TASK GOAL
Copy out the data word for word. The images are not part of the copy.

[Dataset rows describing interfaces]
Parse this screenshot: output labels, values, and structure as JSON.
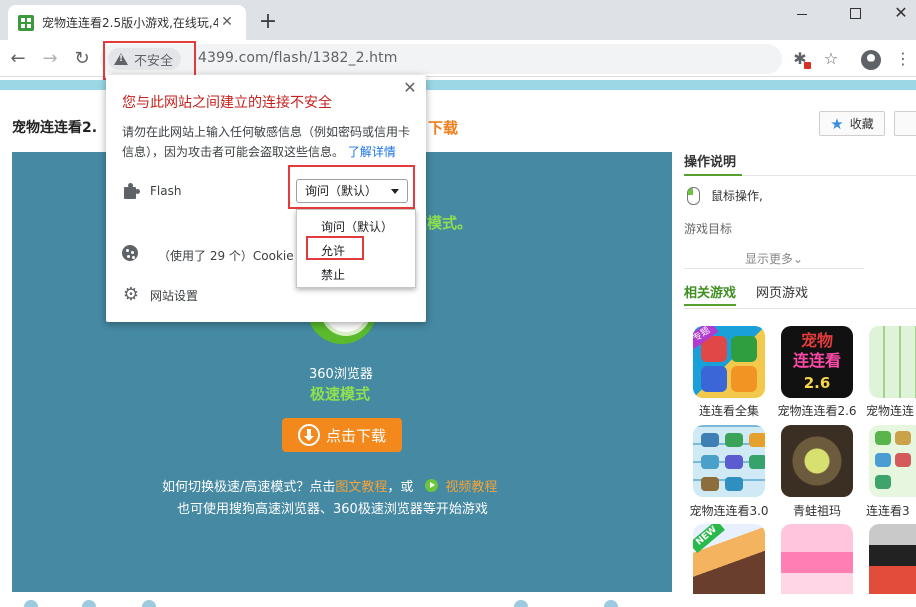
{
  "window": {
    "tab_title": "宠物连连看2.5版小游戏,在线玩,4",
    "tab_close_glyph": "✕",
    "new_tab_glyph": "+",
    "close_glyph": "✕"
  },
  "toolbar": {
    "back_glyph": "←",
    "forward_glyph": "→",
    "reload_glyph": "↻",
    "security_text": "不安全",
    "url": "4399.com/flash/1382_2.htm",
    "star_glyph": "☆",
    "menu_glyph": "⋮",
    "ext_glyph": "✱"
  },
  "page": {
    "game_title": "宠物连连看2.",
    "download_link": "下载",
    "favorite_label": "收藏",
    "favorite_glyph": "★",
    "mode_text": "速模式。",
    "browser_name": "360浏览器",
    "browser_mode": "极速模式",
    "download_button": "点击下载",
    "help_line1_prefix": "如何切换极速/高速模式？点击",
    "help_line1_link1": "图文教程",
    "help_line1_mid": "，或",
    "help_line1_link2": "视频教程",
    "help_line2": "也可使用搜狗高速浏览器、360极速浏览器等开始游戏"
  },
  "sidebar": {
    "heading": "操作说明",
    "mouse_text": "鼠标操作,",
    "goal_text": "游戏目标",
    "show_more": "显示更多",
    "show_more_glyph": "⌄",
    "tabs": [
      {
        "label": "相关游戏"
      },
      {
        "label": "网页游戏"
      }
    ],
    "games": [
      {
        "label": "连连看全集",
        "badge": "专题"
      },
      {
        "label": "宠物连连看2.6",
        "art_line1": "宠物",
        "art_line2": "连连看",
        "art_line3": "2.6"
      },
      {
        "label": "宠物连连"
      },
      {
        "label": "宠物连连看3.0"
      },
      {
        "label": "青蛙祖玛"
      },
      {
        "label": "连连看3"
      },
      {
        "label": "",
        "badge": "NEW"
      },
      {
        "label": ""
      },
      {
        "label": ""
      }
    ]
  },
  "popup": {
    "close_glyph": "✕",
    "title": "您与此网站之间建立的连接不安全",
    "description": "请勿在此网站上输入任何敏感信息（例如密码或信用卡信息），因为攻击者可能会盗取这些信息。",
    "learn_more": "了解详情",
    "flash_label": "Flash",
    "flash_selected": "询问（默认）",
    "cookie_label": "（使用了 29 个）Cookie",
    "site_settings": "网站设置",
    "gear_glyph": "⚙",
    "options": [
      "询问（默认）",
      "允许",
      "禁止"
    ]
  },
  "colors": {
    "accent_red": "#e33b3b",
    "warning_title": "#c5221f",
    "link_blue": "#1a73e8",
    "game_bg": "#4589a3",
    "green": "#8ee04e",
    "orange": "#f3891d"
  }
}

OUTPUT FOR THIS TASK
Parse this screenshot: output labels, values, and structure as JSON.
{
  "window": {
    "tab_title": "宠物连连看2.5版小游戏,在线玩,4",
    "tab_close_glyph": "✕",
    "new_tab_glyph": "+",
    "close_glyph": "✕"
  },
  "toolbar": {
    "back_glyph": "←",
    "forward_glyph": "→",
    "reload_glyph": "↻",
    "security_text": "不安全",
    "url": "4399.com/flash/1382_2.htm",
    "star_glyph": "☆",
    "menu_glyph": "⋮",
    "ext_glyph": "✱"
  },
  "page": {
    "game_title": "宠物连连看2.",
    "download_link": "下载",
    "favorite_label": "收藏",
    "favorite_glyph": "★",
    "mode_text": "速模式。",
    "browser_name": "360浏览器",
    "browser_mode": "极速模式",
    "download_button": "点击下载",
    "help_line1_prefix": "如何切换极速/高速模式？点击",
    "help_line1_link1": "图文教程",
    "help_line1_mid": "，或",
    "help_line1_link2": "视频教程",
    "help_line2": "也可使用搜狗高速浏览器、360极速浏览器等开始游戏"
  },
  "sidebar": {
    "heading": "操作说明",
    "mouse_text": "鼠标操作,",
    "goal_text": "游戏目标",
    "show_more": "显示更多",
    "show_more_glyph": "⌄",
    "tabs": [
      {
        "label": "相关游戏"
      },
      {
        "label": "网页游戏"
      }
    ],
    "games": [
      {
        "label": "连连看全集",
        "badge": "专题"
      },
      {
        "label": "宠物连连看2.6",
        "art_line1": "宠物",
        "art_line2": "连连看",
        "art_line3": "2.6"
      },
      {
        "label": "宠物连连"
      },
      {
        "label": "宠物连连看3.0"
      },
      {
        "label": "青蛙祖玛"
      },
      {
        "label": "连连看3"
      },
      {
        "label": "",
        "badge": "NEW"
      },
      {
        "label": ""
      },
      {
        "label": ""
      }
    ]
  },
  "popup": {
    "close_glyph": "✕",
    "title": "您与此网站之间建立的连接不安全",
    "description": "请勿在此网站上输入任何敏感信息（例如密码或信用卡信息），因为攻击者可能会盗取这些信息。",
    "learn_more": "了解详情",
    "flash_label": "Flash",
    "flash_selected": "询问（默认）",
    "cookie_label": "（使用了 29 个）Cookie",
    "site_settings": "网站设置",
    "gear_glyph": "⚙",
    "options": [
      "询问（默认）",
      "允许",
      "禁止"
    ]
  },
  "colors": {
    "accent_red": "#e33b3b",
    "warning_title": "#c5221f",
    "link_blue": "#1a73e8",
    "game_bg": "#4589a3",
    "green": "#8ee04e",
    "orange": "#f3891d"
  }
}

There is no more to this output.